Many eyebrows came up. Mistaking the sentiment behind these, Shaw continued, "Also, you will get Rs. 200 per month..for tiffin."

Now, a few (not less than 15) of the suitors got up from their seats. Bernard Shaw moved forward, to try and contain their…

Turning 51- Man's Search for Meaning

On the verge of turning 51 in a few days, I read a meaningful book. Man's Search for Ultimate Meaning, by Viktor Frankl. This guy also wrote a book with the 'ultimate' word missing- Man's Search for Meaning. I had read the first book as a part of our recommended reading during MBA at IIMB ages ago, and don't recall the whole story, but it was about retaining sanity in the face of a concentration camp experience. The author went through it, and survived.

This one is more elaborate about schools of thought in psychotherapy, and what the author calls logotherapy- the search for meaning kind of therapy. His basic contention is that man is more than the bone and muscle and brain, and is mainly driven by what he perceives as "meaningful" stuff.
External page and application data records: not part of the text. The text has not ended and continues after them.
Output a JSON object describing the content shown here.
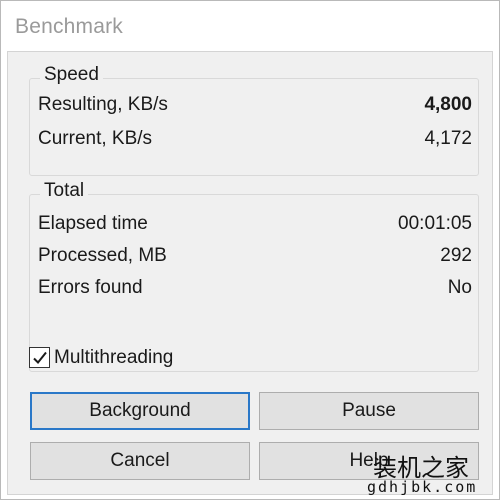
{
  "window": {
    "title": "Benchmark"
  },
  "speed": {
    "legend": "Speed",
    "resulting_label": "Resulting, KB/s",
    "resulting_value": "4,800",
    "current_label": "Current, KB/s",
    "current_value": "4,172"
  },
  "total": {
    "legend": "Total",
    "elapsed_label": "Elapsed time",
    "elapsed_value": "00:01:05",
    "processed_label": "Processed, MB",
    "processed_value": "292",
    "errors_label": "Errors found",
    "errors_value": "No"
  },
  "options": {
    "multithreading_label": "Multithreading",
    "multithreading_checked": true
  },
  "buttons": {
    "background": "Background",
    "pause": "Pause",
    "cancel": "Cancel",
    "help": "Help"
  },
  "watermark": {
    "chinese": "装机之家",
    "url": "gdhjbk.com"
  }
}
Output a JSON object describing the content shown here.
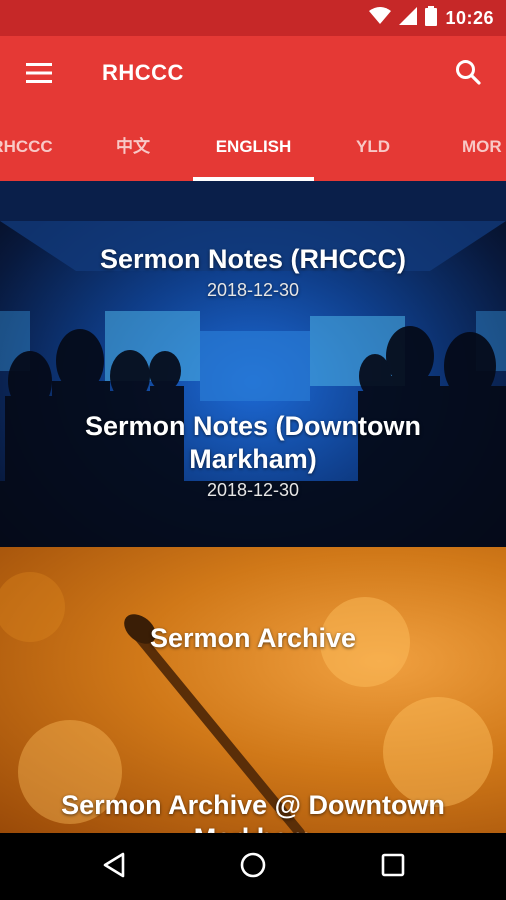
{
  "status_bar": {
    "time": "10:26"
  },
  "app_bar": {
    "title": "RHCCC"
  },
  "tabs": [
    {
      "label": "RHCCC"
    },
    {
      "label": "中文"
    },
    {
      "label": "ENGLISH"
    },
    {
      "label": "YLD"
    },
    {
      "label": "MOR"
    }
  ],
  "active_tab": "ENGLISH",
  "cards": [
    {
      "items": [
        {
          "title": "Sermon Notes (RHCCC)",
          "date": "2018-12-30"
        },
        {
          "title": "Sermon Notes (Downtown Markham)",
          "date": "2018-12-30"
        }
      ]
    },
    {
      "items": [
        {
          "title": "Sermon Archive"
        },
        {
          "title": "Sermon Archive @ Downtown Markham"
        }
      ]
    }
  ],
  "colors": {
    "app_bar": "#e53935",
    "status_bar": "#c62828"
  },
  "icons": {
    "status": [
      "wifi-icon",
      "cell-signal-icon",
      "battery-icon"
    ],
    "app_bar": [
      "menu-icon",
      "search-icon"
    ],
    "nav": [
      "back-icon",
      "home-icon",
      "recents-icon"
    ]
  }
}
He argues fairly convincingly, that a person who finds meaning needs little else- not that other things hurt, but they are not sufficient for people. He cites several people who are well-to-do by their own standards and y…

Obesity and Gross Domestic Product

Most people say obesity is gross. I say, it contributes majorly to the Gross Domestic Product, and therefore, economically at least, it is lovely. Imagine the impact of 'no obesity' on the world. It would be horrid beyond imagination.

All dietary advisors and magazines and TV shows would have to shut down. This includes ayurvedic prescriptors, nutritionists, and the Atkinses of the world. Imagine how much damage it could do to the already slow economy. I say, we can't afford it.

Food production and farmers. What would be the fate of all the poor farmers, middlemen and food retailers if nobody ate the stuff they produce or sell in humongous (and beyond necessary) quantities? Well, they would starve, if not commit suicide, but for reasons different from the present ones. We can't afford that either.

Almost half the "beauty" consultants offer infinite tips on reducing obesity (lately there have been bestsellers in India too), while laughing their way to their resp…

Force - Movie Review

Finding myself in the vicinity, I decided to walk in and see the movie 'Force'. Not bad, was my reaction at the end. But it could have been very good. Actually, there are elements that are really good. Genelia, for one. She brings in a much-needed breath of fresh air in a chor-police serious drama. She is good at this bubbly stuff, as we found out in her Hindi debut, Jaane Tu...John Abraham can't act, but the director smartly uses that to his advantage, joking about his serous (wooden?)expression through Genelia's character.

There is also some good action. But some loose ends are jarring. For instance, the hero who correctly gauges the maniacal nature of his adversary fails to take precautions, knowing the dangers fully well (having been warned on the phone), to protect himself, and his colleagues. The heroine dying was unnecessary, and it makes the force look stupid. In the scene where the villain escapes from 4-5 cops surrounding him, it makes no sense that the cop do…